■ Task to carry out
Filter the entries below down to the lines that hold "initials".

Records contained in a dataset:
◇ ◇ ◇ ◇ ◇

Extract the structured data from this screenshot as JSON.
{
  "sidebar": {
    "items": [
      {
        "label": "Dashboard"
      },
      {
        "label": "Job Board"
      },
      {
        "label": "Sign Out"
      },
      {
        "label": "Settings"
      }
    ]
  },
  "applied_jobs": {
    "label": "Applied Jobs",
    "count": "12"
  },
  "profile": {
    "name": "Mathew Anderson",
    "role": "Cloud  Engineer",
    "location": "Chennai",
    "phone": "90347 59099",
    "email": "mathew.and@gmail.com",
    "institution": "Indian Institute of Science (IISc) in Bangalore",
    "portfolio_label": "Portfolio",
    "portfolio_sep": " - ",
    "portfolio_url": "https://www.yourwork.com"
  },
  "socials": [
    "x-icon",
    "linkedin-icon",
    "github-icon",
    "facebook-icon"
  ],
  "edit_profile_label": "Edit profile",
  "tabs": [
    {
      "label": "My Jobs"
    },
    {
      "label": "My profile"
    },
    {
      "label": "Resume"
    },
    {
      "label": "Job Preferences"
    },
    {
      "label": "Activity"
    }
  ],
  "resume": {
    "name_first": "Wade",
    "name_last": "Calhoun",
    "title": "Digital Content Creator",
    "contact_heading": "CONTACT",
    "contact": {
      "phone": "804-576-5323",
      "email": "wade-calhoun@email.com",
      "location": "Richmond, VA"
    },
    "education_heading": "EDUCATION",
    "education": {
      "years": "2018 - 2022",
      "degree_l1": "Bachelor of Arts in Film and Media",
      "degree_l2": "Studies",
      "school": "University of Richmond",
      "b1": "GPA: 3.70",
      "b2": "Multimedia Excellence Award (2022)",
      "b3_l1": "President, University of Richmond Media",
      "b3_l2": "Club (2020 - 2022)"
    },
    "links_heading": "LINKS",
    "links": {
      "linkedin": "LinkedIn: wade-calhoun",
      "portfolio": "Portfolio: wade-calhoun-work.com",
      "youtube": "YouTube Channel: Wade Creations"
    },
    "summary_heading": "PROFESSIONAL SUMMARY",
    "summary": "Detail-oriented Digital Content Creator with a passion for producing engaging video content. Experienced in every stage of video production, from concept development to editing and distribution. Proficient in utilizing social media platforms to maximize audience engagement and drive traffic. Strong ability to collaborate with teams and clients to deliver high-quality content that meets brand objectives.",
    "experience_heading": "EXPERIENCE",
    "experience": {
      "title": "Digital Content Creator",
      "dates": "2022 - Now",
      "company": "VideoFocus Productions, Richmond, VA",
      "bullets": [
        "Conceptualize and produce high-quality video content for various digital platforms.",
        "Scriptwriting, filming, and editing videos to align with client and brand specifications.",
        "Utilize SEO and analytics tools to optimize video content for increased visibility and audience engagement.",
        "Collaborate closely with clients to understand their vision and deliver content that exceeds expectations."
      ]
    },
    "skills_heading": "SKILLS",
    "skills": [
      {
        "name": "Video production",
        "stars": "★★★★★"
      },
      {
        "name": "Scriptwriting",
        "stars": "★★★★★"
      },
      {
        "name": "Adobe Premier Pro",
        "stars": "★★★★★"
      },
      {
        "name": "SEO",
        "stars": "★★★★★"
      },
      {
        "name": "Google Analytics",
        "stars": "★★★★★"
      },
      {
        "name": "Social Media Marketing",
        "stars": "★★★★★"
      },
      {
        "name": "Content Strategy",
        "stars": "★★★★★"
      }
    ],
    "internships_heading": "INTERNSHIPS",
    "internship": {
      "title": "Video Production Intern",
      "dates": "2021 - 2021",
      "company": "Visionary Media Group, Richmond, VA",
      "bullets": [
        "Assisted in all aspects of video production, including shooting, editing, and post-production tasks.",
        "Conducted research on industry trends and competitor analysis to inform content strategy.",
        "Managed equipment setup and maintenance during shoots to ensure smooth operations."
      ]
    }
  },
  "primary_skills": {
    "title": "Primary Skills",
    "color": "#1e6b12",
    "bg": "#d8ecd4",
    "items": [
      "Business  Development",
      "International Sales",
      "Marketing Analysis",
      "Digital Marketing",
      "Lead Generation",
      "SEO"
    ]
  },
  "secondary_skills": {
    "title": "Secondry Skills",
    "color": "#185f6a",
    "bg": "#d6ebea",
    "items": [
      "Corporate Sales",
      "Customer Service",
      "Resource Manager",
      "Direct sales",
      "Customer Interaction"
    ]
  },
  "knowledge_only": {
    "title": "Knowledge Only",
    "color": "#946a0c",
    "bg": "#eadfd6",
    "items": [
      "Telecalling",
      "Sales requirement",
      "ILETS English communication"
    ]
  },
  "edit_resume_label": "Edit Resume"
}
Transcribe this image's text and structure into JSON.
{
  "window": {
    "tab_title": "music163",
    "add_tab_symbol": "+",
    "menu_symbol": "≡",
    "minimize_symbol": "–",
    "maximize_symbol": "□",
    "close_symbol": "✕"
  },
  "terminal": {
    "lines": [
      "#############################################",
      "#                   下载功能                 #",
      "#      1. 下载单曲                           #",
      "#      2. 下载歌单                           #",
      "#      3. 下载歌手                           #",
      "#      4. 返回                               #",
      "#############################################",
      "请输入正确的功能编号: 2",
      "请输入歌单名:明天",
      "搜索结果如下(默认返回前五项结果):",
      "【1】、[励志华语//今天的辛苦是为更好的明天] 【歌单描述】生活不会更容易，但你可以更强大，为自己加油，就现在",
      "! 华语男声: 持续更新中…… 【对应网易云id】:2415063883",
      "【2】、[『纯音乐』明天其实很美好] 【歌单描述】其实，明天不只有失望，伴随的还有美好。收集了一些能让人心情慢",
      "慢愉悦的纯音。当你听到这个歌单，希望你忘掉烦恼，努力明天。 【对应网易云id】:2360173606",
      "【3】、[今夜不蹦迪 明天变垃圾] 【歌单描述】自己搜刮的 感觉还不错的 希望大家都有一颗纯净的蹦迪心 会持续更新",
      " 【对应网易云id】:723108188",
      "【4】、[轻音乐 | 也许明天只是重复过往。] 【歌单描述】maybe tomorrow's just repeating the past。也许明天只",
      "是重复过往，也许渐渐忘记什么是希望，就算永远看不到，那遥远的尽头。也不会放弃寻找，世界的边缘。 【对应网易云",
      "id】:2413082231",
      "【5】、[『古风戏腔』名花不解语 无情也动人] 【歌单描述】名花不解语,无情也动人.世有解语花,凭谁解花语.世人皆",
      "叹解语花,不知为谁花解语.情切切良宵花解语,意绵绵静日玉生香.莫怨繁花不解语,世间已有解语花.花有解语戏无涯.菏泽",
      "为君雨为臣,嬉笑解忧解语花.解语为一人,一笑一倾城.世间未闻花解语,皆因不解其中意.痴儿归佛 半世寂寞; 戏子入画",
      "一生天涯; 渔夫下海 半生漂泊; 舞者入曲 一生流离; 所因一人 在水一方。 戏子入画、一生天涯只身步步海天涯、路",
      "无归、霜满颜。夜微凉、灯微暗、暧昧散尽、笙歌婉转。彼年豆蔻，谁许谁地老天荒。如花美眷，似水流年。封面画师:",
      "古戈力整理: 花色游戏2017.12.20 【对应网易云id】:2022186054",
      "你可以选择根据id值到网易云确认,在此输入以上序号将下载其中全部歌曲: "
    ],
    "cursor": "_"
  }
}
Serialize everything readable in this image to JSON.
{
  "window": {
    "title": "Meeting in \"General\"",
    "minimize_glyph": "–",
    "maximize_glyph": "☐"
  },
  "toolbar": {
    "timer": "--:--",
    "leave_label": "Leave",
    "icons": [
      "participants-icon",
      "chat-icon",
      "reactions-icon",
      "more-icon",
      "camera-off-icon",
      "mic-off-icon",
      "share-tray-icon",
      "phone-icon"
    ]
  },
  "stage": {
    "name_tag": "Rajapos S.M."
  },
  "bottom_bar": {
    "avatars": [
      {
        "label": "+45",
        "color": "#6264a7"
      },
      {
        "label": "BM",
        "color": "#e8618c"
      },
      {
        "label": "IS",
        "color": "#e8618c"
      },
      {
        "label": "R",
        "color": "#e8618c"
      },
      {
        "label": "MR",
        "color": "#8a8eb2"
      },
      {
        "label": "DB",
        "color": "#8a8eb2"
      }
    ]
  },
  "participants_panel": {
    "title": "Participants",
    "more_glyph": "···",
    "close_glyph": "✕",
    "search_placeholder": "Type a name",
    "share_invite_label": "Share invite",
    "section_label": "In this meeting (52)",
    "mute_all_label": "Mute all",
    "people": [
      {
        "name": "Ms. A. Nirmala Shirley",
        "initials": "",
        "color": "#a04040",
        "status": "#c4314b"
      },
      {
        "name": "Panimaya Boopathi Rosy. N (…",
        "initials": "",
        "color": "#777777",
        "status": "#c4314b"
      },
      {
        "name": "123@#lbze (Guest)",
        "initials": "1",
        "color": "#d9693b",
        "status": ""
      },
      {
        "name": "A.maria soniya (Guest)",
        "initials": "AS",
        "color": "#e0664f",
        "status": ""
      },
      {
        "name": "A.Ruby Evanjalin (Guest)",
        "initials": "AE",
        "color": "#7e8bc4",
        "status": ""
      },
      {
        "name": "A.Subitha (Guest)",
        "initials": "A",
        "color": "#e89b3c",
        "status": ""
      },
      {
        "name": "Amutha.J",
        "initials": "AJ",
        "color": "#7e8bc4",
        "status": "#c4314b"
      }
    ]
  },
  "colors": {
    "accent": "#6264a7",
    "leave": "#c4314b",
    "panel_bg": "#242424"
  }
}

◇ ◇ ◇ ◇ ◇

■ Output of the exercise
        "initials": "",
        "initials": "",
        "initials": "1",
        "initials": "AS",
        "initials": "AE",
        "initials": "A",
        "initials": "AJ",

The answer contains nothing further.